Volume 35, Issue 39, Pages 5225-5308 (18 September 2017)

Original Research Article
Pneumococcal vaccination: Direct and herd effect on carriage of vaccine types and antibiotic resistance in Icelandic children
Pages 5242-5248
Samuel Sigurdsson et al…
Since the introduction of pneumococcal conjugate vaccines, vaccine type pneumococcal carriage and disease has decreased world-wide. The aim was to monitor changes in the nasopharyngeal carriage of pneumococci, the distribution of serotypes and antimicrobial resistance in children before and after initiation of the 10-valent pneumococcal vaccination in 2011, in a previously unvaccinated population.
Repeated cross-sectional study at 15 day-care centres in greater Reykjavik area. Nasopharyngeal swabs were collected yearly in March from 2009 to 2015. The swabs were selectively cultured for pneumococci, which were serotyped using latex agglutination and/or PCR and antimicrobial susceptibility determined. Two independent studies were conducted.
In study 1, on total impact, isolates from children aged <4 years were included. The vaccine-eligible-cohort (birth-years: 2011–2013, sampled in 2013–2015) was compared with children at the same age born in 2005–2010 and sampled in 2009–2012. In study 2 on herd effect, isolates from older non-vaccine-eligible children (3.5–6.3 years) were compared for the periods before and after the vaccination (2009–2011 vs 2013–2015. Vaccine impact was determined using 1-odds-ratio.
Following vaccination, the vaccine impact on vaccine type acquisition was 94% (95% CI: 91–96%) in study 1 and 56% (95% CI: 44–65%) in study 2. The impact on serotype 6 A was 33% (95% CI: −9%; 59%) in study 1 and 42% (95% CI: 10–63%) in study 2 with minimal effect on 19A. The non-vaccine serotypes/groups 6C, 11, 15 and 23B were the most common serotypes/groups after vaccination. Isolates from the vaccine-eligible-cohort had lower penicillin MICs, less resistance to erythromycin and co-trimoxazole and less multi resistance than isolates from the control-group.
The efficacy of the vaccination on vaccine serotypes was high, and a milder effect on vaccine-associated-serotype 6A was observed for the vaccine-eligible-cohort.
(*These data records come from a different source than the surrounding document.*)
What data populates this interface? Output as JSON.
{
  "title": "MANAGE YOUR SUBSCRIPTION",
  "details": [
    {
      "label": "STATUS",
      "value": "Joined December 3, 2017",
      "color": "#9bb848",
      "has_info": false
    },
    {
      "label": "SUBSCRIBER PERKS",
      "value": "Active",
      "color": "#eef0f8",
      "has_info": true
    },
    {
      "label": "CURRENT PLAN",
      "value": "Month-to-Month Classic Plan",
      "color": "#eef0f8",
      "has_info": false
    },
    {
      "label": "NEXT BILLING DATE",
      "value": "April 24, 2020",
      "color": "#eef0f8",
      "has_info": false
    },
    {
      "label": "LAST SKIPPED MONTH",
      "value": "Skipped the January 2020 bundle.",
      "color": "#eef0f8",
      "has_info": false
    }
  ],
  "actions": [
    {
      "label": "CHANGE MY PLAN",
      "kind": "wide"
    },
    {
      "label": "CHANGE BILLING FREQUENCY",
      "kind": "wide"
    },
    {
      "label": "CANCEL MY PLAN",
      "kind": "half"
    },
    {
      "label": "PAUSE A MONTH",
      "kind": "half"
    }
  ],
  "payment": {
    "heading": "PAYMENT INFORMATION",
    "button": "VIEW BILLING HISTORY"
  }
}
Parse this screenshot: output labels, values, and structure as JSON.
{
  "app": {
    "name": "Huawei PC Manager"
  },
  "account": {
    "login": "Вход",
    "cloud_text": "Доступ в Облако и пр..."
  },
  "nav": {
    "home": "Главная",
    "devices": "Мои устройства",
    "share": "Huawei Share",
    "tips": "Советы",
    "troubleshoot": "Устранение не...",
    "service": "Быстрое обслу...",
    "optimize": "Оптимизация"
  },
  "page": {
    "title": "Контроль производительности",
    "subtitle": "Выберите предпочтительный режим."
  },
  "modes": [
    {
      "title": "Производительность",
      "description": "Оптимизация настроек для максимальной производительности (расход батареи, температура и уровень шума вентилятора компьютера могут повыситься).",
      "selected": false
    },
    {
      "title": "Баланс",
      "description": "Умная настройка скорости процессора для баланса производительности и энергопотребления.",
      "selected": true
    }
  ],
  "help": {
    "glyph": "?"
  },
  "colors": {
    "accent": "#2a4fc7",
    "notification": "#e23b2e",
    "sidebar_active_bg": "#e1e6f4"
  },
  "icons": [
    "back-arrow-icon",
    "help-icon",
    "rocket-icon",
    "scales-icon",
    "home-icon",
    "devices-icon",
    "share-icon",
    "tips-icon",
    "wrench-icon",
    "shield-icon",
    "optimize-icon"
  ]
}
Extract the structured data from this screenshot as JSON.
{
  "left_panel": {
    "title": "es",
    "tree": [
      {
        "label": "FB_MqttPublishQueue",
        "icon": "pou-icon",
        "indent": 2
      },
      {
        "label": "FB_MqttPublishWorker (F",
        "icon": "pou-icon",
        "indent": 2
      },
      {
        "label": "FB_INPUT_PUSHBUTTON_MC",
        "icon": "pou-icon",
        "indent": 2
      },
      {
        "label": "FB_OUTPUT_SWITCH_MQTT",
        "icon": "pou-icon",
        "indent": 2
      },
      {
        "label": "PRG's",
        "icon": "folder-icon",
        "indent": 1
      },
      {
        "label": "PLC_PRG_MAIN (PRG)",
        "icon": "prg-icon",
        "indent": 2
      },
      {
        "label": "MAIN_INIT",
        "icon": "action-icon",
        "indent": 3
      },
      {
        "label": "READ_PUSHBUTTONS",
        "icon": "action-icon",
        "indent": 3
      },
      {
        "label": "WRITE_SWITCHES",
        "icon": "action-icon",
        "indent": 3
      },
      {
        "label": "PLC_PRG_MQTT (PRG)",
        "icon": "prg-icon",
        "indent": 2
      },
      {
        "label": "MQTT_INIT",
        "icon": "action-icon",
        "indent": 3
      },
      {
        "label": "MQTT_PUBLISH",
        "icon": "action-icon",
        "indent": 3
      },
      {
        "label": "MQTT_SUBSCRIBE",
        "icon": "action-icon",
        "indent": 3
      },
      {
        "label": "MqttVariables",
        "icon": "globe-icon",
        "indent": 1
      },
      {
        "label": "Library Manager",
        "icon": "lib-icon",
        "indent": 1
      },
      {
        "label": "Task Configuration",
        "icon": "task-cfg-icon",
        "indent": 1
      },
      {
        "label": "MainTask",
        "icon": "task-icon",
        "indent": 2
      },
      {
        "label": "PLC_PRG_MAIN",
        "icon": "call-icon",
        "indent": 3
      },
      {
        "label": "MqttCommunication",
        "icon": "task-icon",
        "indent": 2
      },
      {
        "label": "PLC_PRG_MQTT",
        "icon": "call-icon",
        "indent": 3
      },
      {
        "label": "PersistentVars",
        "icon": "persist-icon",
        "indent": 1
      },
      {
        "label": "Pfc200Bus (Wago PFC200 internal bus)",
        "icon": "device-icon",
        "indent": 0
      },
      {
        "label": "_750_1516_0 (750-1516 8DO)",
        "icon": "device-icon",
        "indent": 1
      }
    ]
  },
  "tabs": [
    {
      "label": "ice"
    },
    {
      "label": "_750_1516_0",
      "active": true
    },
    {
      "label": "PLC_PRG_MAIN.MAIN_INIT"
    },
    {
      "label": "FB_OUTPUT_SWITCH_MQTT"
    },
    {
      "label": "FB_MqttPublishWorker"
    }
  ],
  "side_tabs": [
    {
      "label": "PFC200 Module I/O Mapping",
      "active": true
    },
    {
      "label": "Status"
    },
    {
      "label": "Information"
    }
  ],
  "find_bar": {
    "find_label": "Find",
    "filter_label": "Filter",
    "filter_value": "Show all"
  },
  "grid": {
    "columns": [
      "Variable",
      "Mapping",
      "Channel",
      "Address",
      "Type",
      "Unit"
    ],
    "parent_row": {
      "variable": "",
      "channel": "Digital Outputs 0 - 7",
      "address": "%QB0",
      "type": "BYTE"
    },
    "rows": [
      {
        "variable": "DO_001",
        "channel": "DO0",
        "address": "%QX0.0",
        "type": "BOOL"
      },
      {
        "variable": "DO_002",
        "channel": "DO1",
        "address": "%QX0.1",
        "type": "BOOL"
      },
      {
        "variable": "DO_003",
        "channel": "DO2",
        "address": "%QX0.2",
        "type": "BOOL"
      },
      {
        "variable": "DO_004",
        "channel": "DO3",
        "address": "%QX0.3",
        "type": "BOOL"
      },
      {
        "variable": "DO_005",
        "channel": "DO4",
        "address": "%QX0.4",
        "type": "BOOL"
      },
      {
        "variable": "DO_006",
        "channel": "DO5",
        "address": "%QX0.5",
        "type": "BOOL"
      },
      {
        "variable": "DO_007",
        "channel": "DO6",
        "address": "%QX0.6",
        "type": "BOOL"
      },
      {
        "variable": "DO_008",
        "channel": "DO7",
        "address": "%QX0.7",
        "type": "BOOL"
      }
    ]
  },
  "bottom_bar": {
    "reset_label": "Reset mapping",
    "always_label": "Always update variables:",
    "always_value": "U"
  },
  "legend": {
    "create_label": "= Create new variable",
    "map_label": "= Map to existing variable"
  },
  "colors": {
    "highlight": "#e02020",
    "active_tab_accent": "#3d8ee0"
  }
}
There was a significant herd effect on vaccine types in older non-vaccine-eligible children. Overall antimicrobial non-susceptibility was reduced.